The most energizing part of my work with Sea Grant is the opportunity to facilitate new partnerships, where we can bring together new networks of people and partners together in ways that catalyze new opportunities. It continues to be rewarding to think of the many new opportunities that may arise when we connect fisheries stakeholders as part of a coastal tourism development initiative; or when we cross-connect school students as citizen scientists working alongside Great Lakes scientists to accomplish a coastal biodiversity mapping project.
Do you have any advice for students who might want to pursue a career with an environmental focus?
I have found my fisheries and Great Lakes science career to be entirely rewarding. Where my passion lies in fisheries science and education, I would challenge students to explore the wide diversity and variety environmental careers to be explored. Careers may range from research to management to law enforcement to even education opportunities. I would encourage students to explore the possibilities, reflect on their passions, and grab opportunities to job shadow or work alongside the professionals currently in these careers. This is not only a great opportunity to explore a potential future career, but also potentially contribute to environmental stewardship opportunities today.

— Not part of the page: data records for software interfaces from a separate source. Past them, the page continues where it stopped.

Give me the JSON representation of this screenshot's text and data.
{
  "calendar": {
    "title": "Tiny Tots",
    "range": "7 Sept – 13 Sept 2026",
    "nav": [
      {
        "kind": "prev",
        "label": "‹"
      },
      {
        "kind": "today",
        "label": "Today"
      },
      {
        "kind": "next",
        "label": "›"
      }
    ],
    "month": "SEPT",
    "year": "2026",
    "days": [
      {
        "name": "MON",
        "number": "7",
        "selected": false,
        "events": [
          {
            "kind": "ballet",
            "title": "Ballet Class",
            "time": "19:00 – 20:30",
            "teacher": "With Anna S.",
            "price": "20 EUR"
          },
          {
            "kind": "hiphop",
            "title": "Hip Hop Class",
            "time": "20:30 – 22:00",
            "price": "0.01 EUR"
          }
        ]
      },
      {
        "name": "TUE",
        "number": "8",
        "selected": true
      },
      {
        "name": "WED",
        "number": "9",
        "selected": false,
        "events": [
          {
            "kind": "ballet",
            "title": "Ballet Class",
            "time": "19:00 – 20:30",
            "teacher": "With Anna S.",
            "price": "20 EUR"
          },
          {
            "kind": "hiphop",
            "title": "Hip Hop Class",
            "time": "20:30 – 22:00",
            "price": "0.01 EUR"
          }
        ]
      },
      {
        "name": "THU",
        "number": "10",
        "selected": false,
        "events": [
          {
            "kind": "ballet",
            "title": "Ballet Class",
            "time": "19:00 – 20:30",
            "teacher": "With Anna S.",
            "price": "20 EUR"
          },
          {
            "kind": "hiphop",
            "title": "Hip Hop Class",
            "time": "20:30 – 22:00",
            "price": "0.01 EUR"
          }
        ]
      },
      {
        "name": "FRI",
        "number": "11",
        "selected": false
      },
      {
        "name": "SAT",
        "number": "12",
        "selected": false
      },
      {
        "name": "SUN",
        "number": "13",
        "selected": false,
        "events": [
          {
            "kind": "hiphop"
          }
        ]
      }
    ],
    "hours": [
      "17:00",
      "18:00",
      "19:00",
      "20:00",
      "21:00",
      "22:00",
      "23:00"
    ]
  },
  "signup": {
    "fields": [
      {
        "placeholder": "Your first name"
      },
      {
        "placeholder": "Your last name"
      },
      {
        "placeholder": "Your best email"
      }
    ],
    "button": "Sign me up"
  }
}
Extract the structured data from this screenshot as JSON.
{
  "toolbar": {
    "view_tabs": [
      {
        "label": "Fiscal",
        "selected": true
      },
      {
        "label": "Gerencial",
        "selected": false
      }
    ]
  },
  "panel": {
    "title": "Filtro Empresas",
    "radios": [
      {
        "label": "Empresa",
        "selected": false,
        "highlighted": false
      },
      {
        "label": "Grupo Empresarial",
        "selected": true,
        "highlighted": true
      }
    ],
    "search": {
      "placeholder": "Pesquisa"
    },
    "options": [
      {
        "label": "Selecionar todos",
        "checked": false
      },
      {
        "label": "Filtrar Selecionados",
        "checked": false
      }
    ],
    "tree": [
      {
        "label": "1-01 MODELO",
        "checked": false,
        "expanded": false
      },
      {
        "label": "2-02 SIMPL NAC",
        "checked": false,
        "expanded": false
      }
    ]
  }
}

If you could get people to follow just one piece of conservation advice what would it be?
In Michigan, we are extremely rich in Great Lakes and natural resources – they define our sense of place and who we are. Leveraging science can help us care for our Great Lakes, and in trade they will take care of us.
We collectively share responsibility to protect, conserve, and care for these amazing freshwater seas – one fifth of the world’s surface freshwater – found right in our own backyard. Yet, we also gain great benefit from this investment – both personally and as a state – through the many social, ecological, and economic values these resources trade back to us. After all, if we can apply science to enhance water quality we gain clean drinking water, if we reduce marine debris entering our lakes we gain clean beaches on which to swim and play, and if we manage our fisheries and address issues like invasive species than we gain a wide diversity of Great Lakes fish to be to be caught for fun and for food.
Michigan Sea Grant helps to foster economic growth and protect Michigan’s coastal, Great Lakes resources through education, research and outreach. A collaborative effort of the University of Michigan and Michigan State University and its MSU Extension, Michigan Sea Grant is part of the NOAA-National Sea Grant network of 33 university-based programs.